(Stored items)
* * * * *
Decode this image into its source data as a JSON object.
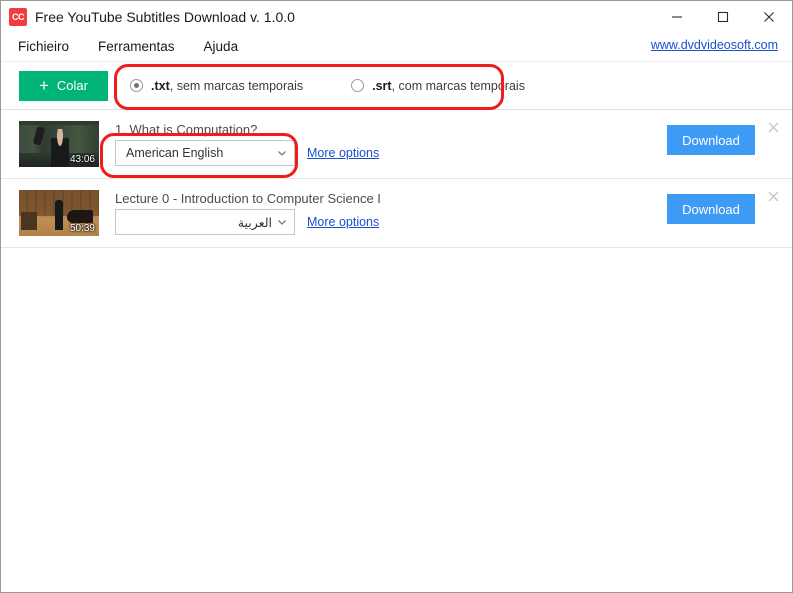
{
  "window": {
    "title": "Free YouTube Subtitles Download v. 1.0.0",
    "app_icon": "cc-icon",
    "icon_text": "CC",
    "controls": {
      "minimize": "minimize-icon",
      "maximize": "maximize-icon",
      "close": "close-icon"
    }
  },
  "menu": {
    "items": [
      {
        "label": "Fichieiro"
      },
      {
        "label": "Ferramentas"
      },
      {
        "label": "Ajuda"
      }
    ],
    "website_link": "www.dvdvideosoft.com"
  },
  "toolbar": {
    "paste_label": "Colar",
    "paste_icon": "plus-icon",
    "paste_color": "#00b377",
    "format_options": [
      {
        "bold": ".txt",
        "rest": ", sem marcas temporais",
        "selected": true
      },
      {
        "bold": ".srt",
        "rest": ", com marcas temporais",
        "selected": false
      }
    ]
  },
  "rows": [
    {
      "title": "1. What is Computation?",
      "duration": "43:06",
      "language": "American English",
      "rtl": false,
      "more_options": "More options",
      "download_label": "Download",
      "close_icon": "close-icon"
    },
    {
      "title": "Lecture 0 - Introduction to Computer Science I",
      "duration": "50:39",
      "language": "العربية",
      "rtl": true,
      "more_options": "More options",
      "download_label": "Download",
      "close_icon": "close-icon"
    }
  ],
  "annotations": {
    "format_highlight_color": "#ef1c1c",
    "language_highlight_color": "#ef1c1c"
  },
  "colors": {
    "accent_green": "#00b377",
    "accent_blue": "#3d9bf5",
    "link_blue": "#1a4fd0",
    "annotation_red": "#ef1c1c"
  }
}
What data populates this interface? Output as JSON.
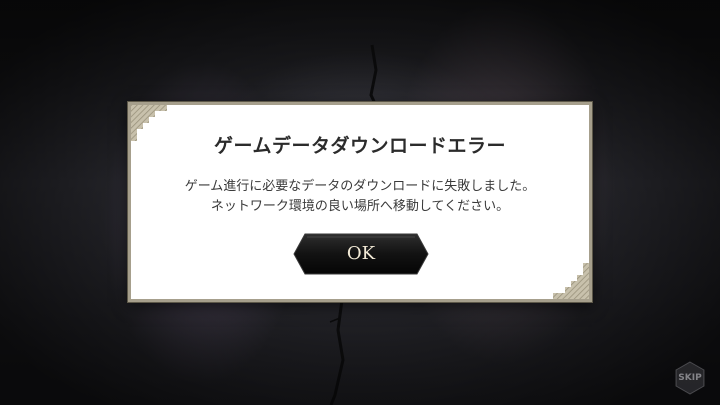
{
  "dialog": {
    "title": "ゲームデータダウンロードエラー",
    "message_line1": "ゲーム進行に必要なデータのダウンロードに失敗しました。",
    "message_line2": "ネットワーク環境の良い場所へ移動してください。",
    "ok_label": "OK"
  },
  "skip": {
    "label": "SKIP"
  },
  "colors": {
    "dialog_border": "#a69f8c",
    "button_fill": "#141414",
    "button_text": "#f2ead6"
  }
}
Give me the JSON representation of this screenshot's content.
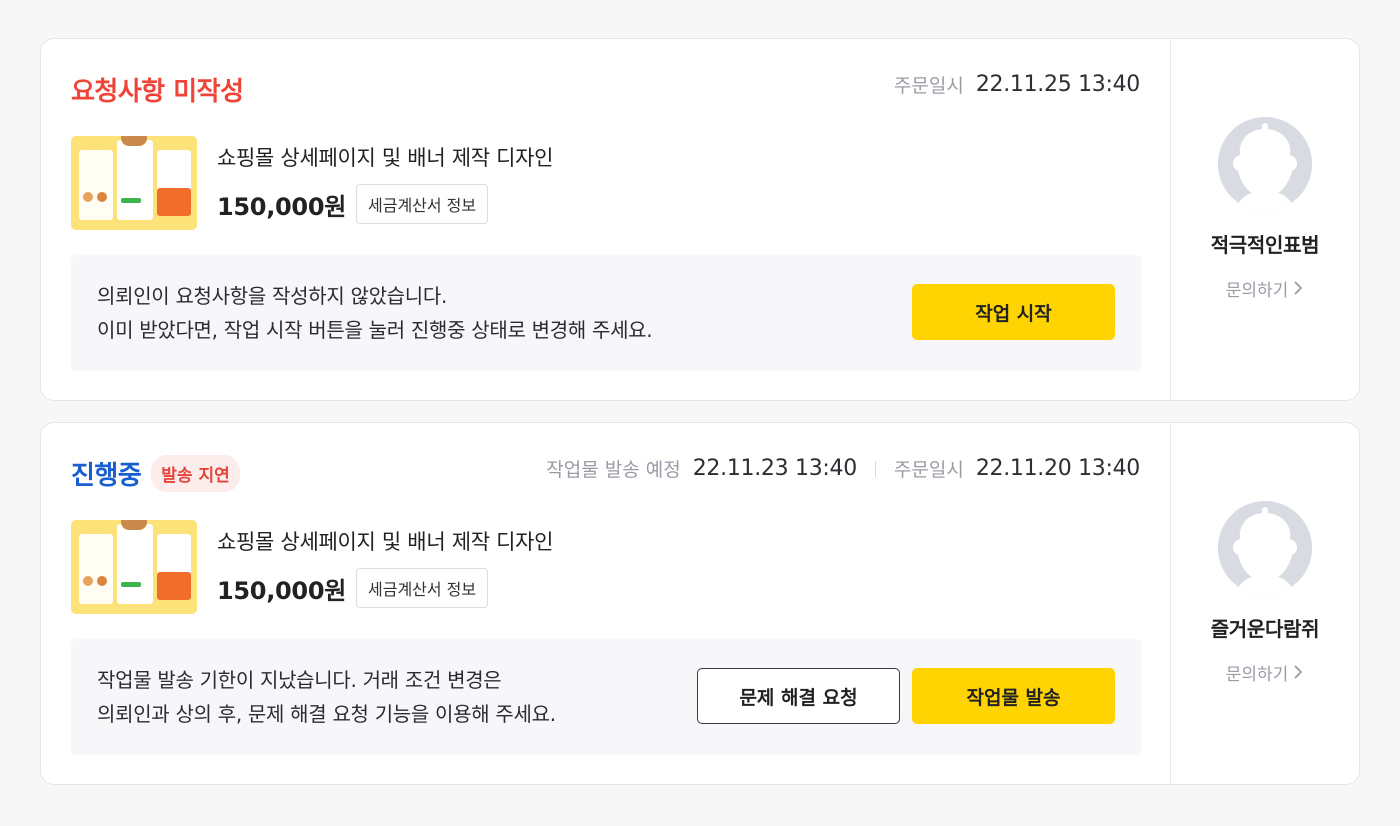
{
  "orders": [
    {
      "status": "요청사항 미작성",
      "status_color": "#f04438",
      "order_date_label": "주문일시",
      "order_date": "22.11.25 13:40",
      "product_title": "쇼핑몰 상세페이지 및 배너 제작 디자인",
      "price": "150,000원",
      "tax_button": "세금계산서 정보",
      "notice_line1": "의뢰인이 요청사항을 작성하지 않았습니다.",
      "notice_line2": "이미 받았다면, 작업 시작 버튼을 눌러 진행중 상태로 변경해 주세요.",
      "primary_button": "작업 시작",
      "username": "적극적인표범",
      "inquiry": "문의하기"
    },
    {
      "status": "진행중",
      "status_color": "#1a5fd0",
      "badge": "발송 지연",
      "delivery_label": "작업물 발송 예정",
      "delivery_date": "22.11.23 13:40",
      "order_date_label": "주문일시",
      "order_date": "22.11.20 13:40",
      "product_title": "쇼핑몰 상세페이지 및 배너 제작 디자인",
      "price": "150,000원",
      "tax_button": "세금계산서 정보",
      "notice_line1": "작업물 발송 기한이 지났습니다. 거래 조건 변경은",
      "notice_line2": "의뢰인과 상의 후, 문제 해결 요청 기능을 이용해 주세요.",
      "secondary_button": "문제 해결 요청",
      "primary_button": "작업물 발송",
      "username": "즐거운다람쥐",
      "inquiry": "문의하기"
    }
  ],
  "colors": {
    "accent_yellow": "#ffd400",
    "delay_badge_bg": "#fdecec",
    "delay_badge_text": "#e5453b"
  },
  "icons": {
    "avatar": "default-profile-avatar",
    "inquiry_arrow": "chevron-right-icon"
  }
}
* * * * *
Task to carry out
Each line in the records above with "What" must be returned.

Answer box
      "title": "1. What is Computation?",
What data populates this interface? Output as JSON.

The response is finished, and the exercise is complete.